# Requirement:
For each line in the data below that holds "数据长时间不刷新", return a copy.

# Data:

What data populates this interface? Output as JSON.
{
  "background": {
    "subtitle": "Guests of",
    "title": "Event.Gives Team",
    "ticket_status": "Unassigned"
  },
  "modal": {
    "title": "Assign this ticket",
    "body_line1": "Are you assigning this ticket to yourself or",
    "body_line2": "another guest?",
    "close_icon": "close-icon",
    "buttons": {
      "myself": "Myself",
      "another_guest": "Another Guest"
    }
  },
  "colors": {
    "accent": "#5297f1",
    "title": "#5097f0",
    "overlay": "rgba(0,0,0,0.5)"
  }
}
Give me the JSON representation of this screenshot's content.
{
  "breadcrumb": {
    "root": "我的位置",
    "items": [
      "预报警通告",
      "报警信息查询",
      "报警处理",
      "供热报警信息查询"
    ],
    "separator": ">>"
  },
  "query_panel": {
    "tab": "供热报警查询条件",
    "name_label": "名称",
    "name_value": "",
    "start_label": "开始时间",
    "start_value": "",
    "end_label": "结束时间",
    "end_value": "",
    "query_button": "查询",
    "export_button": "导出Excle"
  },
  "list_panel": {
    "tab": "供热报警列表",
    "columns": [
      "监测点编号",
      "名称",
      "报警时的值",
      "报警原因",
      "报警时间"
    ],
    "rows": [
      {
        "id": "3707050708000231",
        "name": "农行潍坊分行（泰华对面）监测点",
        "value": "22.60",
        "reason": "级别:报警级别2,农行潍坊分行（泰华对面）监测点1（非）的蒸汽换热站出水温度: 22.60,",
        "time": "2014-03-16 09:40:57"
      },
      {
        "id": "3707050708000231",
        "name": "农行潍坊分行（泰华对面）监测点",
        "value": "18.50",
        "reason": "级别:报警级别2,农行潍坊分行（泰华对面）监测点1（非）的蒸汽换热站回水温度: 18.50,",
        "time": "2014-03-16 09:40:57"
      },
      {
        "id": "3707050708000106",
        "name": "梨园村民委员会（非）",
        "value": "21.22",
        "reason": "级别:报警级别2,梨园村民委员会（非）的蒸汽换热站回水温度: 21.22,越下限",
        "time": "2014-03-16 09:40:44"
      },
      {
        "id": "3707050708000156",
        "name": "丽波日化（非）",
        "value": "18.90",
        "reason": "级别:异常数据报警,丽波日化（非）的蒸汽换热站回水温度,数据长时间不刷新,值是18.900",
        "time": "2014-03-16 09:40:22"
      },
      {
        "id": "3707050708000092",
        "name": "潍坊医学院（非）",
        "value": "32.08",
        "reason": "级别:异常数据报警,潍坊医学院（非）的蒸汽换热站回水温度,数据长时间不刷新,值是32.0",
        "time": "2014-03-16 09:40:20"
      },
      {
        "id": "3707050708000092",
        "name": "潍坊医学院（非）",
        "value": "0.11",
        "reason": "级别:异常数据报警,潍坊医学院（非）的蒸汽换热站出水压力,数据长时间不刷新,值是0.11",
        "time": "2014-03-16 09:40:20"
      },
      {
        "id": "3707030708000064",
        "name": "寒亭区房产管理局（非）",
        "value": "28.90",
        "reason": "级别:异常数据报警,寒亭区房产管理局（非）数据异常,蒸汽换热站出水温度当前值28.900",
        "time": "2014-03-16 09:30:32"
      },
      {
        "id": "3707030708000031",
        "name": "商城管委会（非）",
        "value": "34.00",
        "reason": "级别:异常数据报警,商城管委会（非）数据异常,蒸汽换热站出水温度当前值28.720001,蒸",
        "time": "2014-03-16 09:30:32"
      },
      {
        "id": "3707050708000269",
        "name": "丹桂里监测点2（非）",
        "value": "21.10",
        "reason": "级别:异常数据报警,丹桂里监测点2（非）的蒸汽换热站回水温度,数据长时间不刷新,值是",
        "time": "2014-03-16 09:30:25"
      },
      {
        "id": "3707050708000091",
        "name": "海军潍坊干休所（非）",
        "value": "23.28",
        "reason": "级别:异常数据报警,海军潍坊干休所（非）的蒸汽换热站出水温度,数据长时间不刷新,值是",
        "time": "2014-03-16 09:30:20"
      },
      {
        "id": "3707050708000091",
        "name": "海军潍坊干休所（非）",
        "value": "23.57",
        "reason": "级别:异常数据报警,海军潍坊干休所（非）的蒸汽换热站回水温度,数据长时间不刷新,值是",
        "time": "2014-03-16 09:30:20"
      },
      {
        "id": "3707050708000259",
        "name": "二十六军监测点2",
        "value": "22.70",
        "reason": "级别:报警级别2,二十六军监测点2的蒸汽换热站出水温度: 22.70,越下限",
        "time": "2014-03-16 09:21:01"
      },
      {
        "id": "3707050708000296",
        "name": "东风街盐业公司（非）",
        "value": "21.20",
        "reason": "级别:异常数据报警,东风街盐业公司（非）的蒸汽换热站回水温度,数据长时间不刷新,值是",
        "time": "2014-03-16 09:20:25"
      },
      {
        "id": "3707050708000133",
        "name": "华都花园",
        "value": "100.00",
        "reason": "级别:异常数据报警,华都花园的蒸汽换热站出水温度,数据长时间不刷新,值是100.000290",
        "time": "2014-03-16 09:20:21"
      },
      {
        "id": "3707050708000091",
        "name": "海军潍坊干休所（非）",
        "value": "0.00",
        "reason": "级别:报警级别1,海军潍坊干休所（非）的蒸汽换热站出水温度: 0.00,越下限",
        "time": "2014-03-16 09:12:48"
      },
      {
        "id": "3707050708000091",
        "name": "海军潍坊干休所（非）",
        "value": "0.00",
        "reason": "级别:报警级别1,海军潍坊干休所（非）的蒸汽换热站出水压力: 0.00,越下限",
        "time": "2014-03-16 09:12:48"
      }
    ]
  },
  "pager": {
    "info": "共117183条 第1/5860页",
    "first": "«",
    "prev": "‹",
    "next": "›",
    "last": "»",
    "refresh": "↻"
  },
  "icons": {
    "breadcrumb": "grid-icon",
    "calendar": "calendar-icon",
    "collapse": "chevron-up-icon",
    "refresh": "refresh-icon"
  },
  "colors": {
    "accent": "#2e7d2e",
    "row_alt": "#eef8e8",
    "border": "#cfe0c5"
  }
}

# The completed task:
        "reason": "级别:异常数据报警,丽波日化（非）的蒸汽换热站回水温度,数据长时间不刷新,值是18.900",
        "reason": "级别:异常数据报警,潍坊医学院（非）的蒸汽换热站回水温度,数据长时间不刷新,值是32.0",
        "reason": "级别:异常数据报警,潍坊医学院（非）的蒸汽换热站出水压力,数据长时间不刷新,值是0.11",
        "reason": "级别:异常数据报警,丹桂里监测点2（非）的蒸汽换热站回水温度,数据长时间不刷新,值是",
        "reason": "级别:异常数据报警,海军潍坊干休所（非）的蒸汽换热站出水温度,数据长时间不刷新,值是",
        "reason": "级别:异常数据报警,海军潍坊干休所（非）的蒸汽换热站回水温度,数据长时间不刷新,值是",
        "reason": "级别:异常数据报警,东风街盐业公司（非）的蒸汽换热站回水温度,数据长时间不刷新,值是",
        "reason": "级别:异常数据报警,华都花园的蒸汽换热站出水温度,数据长时间不刷新,值是100.000290",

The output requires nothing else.